In most cases, yes. Performing back and bicep exercises offers plenty of stimulation for both the forearm flexors and the extensors. If, however, you want to reach the next level of strength or muscularity, then I recommend doing isolation exercises for your forearms.
What makes the most effective forearm workout for women?
I think simplicity is the way to go. When it comes to selecting the best forearm exercises for women, it can be overwhelming to choose the right movement. However, if you do loads of different exercises, then you’ll be sacrificing quality for quantity.
It’s way better to do a few hard sets that challenge you than loads of sub-par sets that are too easy. So I recommend picking one flexion exercise (like a wrist curl), one extension exercise (like a reverse wrist curl), and one grip strengthening exercise (like a farmers walk).
Additionally, you can do a reverse curl if you want to work the brachioradialis, which is actually one of the most prominent forearm muscles, and which sits under your biceps.

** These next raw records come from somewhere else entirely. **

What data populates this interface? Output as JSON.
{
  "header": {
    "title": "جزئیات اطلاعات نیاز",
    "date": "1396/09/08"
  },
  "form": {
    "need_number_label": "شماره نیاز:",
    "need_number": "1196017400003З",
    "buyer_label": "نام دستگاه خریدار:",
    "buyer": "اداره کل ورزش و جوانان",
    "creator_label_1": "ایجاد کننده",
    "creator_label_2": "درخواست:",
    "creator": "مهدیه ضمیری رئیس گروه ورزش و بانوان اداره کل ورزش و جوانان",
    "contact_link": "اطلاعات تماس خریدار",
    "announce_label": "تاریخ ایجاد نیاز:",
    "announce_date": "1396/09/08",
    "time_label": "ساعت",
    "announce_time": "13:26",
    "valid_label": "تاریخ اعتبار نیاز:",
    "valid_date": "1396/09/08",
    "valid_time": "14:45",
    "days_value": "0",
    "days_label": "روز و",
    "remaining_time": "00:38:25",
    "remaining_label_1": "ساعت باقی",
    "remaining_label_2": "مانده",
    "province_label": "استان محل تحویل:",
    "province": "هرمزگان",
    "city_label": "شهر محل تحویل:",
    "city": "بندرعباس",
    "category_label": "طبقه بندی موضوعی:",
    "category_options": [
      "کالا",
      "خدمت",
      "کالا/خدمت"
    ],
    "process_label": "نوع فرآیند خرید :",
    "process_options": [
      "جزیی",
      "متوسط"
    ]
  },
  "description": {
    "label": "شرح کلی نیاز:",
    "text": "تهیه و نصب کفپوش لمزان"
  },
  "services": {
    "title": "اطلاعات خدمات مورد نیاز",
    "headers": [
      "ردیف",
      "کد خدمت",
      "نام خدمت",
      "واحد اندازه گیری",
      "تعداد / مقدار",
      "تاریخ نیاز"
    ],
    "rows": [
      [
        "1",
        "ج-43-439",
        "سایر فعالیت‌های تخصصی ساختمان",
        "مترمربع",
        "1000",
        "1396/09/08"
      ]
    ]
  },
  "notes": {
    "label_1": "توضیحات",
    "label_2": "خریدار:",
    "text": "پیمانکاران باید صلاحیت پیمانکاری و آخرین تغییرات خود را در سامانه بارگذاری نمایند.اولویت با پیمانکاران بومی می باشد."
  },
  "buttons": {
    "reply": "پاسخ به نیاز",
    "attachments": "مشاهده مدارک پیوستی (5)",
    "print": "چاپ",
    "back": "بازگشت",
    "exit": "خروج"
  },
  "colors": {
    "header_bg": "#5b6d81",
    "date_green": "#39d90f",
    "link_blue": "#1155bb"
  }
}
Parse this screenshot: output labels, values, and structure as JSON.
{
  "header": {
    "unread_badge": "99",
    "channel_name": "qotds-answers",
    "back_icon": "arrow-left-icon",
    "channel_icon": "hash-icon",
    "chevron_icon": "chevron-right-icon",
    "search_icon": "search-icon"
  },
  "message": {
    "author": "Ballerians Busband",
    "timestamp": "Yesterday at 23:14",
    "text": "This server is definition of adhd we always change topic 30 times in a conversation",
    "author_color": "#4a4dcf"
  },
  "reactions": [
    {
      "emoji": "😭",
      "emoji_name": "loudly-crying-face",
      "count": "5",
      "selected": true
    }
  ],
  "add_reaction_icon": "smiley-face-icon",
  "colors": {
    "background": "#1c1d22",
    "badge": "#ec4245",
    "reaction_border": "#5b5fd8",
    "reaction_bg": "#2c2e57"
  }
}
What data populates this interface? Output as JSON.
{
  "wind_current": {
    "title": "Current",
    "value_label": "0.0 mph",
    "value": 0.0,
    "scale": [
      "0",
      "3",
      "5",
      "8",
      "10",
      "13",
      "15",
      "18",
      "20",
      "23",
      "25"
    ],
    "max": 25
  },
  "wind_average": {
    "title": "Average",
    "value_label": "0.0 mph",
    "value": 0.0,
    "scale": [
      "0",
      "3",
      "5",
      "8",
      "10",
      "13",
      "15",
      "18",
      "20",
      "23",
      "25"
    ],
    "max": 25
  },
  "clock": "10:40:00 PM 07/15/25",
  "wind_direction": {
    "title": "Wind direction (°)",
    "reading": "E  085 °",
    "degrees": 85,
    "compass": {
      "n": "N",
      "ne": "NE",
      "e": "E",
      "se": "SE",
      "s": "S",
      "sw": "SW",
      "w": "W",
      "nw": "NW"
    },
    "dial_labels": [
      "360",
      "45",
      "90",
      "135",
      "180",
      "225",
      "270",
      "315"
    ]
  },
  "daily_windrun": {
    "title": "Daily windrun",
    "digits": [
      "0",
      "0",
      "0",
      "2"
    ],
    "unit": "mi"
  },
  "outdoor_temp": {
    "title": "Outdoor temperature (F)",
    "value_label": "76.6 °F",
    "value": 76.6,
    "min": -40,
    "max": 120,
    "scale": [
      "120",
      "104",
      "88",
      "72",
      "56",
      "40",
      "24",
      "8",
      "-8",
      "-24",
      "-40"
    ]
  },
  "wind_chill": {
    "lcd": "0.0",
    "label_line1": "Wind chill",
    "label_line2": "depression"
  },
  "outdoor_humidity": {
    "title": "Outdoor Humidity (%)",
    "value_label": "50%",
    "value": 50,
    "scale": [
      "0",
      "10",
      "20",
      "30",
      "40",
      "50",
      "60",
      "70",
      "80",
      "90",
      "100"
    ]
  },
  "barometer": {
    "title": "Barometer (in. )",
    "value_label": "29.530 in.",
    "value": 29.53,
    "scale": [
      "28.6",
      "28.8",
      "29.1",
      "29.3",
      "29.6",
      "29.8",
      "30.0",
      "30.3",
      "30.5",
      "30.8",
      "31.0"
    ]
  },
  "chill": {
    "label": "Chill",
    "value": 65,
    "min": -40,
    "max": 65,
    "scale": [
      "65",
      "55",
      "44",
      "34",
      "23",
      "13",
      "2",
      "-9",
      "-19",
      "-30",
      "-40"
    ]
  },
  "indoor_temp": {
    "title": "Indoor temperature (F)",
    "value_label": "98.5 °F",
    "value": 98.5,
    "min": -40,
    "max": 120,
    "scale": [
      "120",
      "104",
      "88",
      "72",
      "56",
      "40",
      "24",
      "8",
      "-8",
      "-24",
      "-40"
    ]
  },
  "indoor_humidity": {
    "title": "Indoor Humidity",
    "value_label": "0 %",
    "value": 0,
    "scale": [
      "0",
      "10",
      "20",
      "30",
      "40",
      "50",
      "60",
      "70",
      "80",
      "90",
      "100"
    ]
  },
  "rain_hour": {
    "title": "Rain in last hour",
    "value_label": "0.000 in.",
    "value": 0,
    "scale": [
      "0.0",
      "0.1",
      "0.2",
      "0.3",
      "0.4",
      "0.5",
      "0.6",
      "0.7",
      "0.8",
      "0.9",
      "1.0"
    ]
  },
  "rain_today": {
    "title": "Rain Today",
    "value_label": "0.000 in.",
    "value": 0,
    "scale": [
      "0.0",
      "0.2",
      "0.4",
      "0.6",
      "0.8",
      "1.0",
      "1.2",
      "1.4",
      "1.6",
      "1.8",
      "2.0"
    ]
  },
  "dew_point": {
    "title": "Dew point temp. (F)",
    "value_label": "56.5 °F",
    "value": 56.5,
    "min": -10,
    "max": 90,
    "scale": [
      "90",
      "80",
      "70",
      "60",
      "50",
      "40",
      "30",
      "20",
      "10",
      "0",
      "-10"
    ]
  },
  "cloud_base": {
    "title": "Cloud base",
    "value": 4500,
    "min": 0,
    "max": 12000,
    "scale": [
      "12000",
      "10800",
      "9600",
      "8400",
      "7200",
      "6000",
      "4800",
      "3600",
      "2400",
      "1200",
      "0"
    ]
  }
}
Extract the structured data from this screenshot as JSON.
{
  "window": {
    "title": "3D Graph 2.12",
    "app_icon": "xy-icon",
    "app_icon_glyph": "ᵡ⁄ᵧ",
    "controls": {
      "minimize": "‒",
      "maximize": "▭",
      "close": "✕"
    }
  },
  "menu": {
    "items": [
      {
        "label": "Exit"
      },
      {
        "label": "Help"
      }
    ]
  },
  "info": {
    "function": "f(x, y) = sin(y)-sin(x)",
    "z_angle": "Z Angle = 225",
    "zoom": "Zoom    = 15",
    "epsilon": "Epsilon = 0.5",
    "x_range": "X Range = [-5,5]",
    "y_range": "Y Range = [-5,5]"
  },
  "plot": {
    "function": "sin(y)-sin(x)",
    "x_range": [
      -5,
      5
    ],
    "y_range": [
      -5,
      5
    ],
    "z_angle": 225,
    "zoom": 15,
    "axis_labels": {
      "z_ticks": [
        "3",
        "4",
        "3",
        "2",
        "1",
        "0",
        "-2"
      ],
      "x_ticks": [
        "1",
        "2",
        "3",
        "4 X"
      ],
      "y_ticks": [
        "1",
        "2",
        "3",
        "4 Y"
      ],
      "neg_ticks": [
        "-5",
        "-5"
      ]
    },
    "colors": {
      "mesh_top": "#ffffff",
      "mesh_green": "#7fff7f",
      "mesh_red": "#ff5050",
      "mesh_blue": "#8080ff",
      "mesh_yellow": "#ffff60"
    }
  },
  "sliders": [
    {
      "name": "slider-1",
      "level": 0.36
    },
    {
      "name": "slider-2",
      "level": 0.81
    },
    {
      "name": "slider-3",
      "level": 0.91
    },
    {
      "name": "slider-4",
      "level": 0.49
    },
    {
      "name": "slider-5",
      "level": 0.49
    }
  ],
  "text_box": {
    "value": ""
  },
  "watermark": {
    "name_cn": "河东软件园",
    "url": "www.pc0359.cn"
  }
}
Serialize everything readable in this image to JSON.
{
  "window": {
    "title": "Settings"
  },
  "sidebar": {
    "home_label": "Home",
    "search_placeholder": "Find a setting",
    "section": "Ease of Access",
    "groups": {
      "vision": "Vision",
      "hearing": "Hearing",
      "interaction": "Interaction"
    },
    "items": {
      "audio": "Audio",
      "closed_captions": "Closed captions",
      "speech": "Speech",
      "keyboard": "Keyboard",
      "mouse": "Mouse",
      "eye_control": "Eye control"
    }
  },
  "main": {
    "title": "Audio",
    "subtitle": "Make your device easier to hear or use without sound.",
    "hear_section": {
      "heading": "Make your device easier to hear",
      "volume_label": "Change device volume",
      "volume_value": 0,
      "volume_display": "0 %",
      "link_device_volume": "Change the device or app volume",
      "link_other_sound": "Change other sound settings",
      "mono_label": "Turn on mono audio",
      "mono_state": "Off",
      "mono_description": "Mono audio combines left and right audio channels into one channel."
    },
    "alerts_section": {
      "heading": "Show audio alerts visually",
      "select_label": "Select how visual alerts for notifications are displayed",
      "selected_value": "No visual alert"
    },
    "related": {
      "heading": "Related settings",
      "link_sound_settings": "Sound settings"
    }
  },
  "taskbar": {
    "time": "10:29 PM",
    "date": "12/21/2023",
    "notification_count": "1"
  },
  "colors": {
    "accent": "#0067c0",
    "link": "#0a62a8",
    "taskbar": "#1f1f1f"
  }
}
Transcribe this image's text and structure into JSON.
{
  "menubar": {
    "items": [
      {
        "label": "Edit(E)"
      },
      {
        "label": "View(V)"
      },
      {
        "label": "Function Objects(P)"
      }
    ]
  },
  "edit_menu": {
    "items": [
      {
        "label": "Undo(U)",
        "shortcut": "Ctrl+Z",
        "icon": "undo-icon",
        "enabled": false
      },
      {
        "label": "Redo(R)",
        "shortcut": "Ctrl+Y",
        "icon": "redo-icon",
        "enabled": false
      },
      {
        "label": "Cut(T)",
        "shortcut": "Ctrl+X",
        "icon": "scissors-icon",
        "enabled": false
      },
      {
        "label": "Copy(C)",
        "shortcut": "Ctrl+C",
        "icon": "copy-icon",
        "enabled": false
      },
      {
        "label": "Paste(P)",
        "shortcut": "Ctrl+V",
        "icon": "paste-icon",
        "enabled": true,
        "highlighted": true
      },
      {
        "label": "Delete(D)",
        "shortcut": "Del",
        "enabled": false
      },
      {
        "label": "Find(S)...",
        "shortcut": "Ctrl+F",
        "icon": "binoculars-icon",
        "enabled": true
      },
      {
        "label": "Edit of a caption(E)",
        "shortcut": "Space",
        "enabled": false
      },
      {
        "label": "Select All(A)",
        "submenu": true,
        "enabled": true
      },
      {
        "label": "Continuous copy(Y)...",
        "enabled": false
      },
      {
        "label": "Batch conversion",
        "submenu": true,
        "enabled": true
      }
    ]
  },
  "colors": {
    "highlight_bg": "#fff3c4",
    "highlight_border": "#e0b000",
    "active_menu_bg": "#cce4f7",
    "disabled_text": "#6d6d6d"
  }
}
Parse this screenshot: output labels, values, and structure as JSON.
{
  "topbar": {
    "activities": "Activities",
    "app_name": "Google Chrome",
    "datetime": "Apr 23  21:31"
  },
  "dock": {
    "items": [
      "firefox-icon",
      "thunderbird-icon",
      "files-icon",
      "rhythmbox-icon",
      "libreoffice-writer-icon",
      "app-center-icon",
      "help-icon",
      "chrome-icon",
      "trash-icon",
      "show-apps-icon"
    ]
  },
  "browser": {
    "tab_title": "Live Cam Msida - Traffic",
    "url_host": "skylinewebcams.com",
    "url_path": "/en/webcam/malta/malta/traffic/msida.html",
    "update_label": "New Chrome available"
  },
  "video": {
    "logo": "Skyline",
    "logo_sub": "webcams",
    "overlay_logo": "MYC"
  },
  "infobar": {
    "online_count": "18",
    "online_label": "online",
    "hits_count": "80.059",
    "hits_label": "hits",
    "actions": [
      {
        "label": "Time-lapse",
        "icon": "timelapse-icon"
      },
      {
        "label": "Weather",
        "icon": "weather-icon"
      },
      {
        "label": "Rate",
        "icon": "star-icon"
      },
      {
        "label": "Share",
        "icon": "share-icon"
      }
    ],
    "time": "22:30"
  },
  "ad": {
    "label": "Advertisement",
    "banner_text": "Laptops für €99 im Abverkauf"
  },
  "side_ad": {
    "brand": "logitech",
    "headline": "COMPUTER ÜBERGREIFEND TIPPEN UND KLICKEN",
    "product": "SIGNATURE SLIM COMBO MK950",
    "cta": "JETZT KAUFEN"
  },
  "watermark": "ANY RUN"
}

Ultimately, consistency in your exercise selection makes for the most effective forearm workout for women because regular exercise gives you room to progress in strength from session to session in strength and fitness. 
- Augestad, L. B., Schei, B., Forsmo, S., Langhammer, A., & Flanders, W. D. (2004). The Association between Physical Activity and Forearm Bone Mineral Density in Healthy Premenopausal Women. Journal of Women’s Health, 13(3), 301–313. https://doi.org/10.1089/154099904323016464
- Kingsley, J. D., & Figueroa, A. (2011). Effects of resistance exercise training on resting and post-exercise forearm blood flow and wave reflection in overweight and obese women. Journal of Human Hypertension, 26(11), 684–690. https://doi.org/10.1038/jhh.2011.82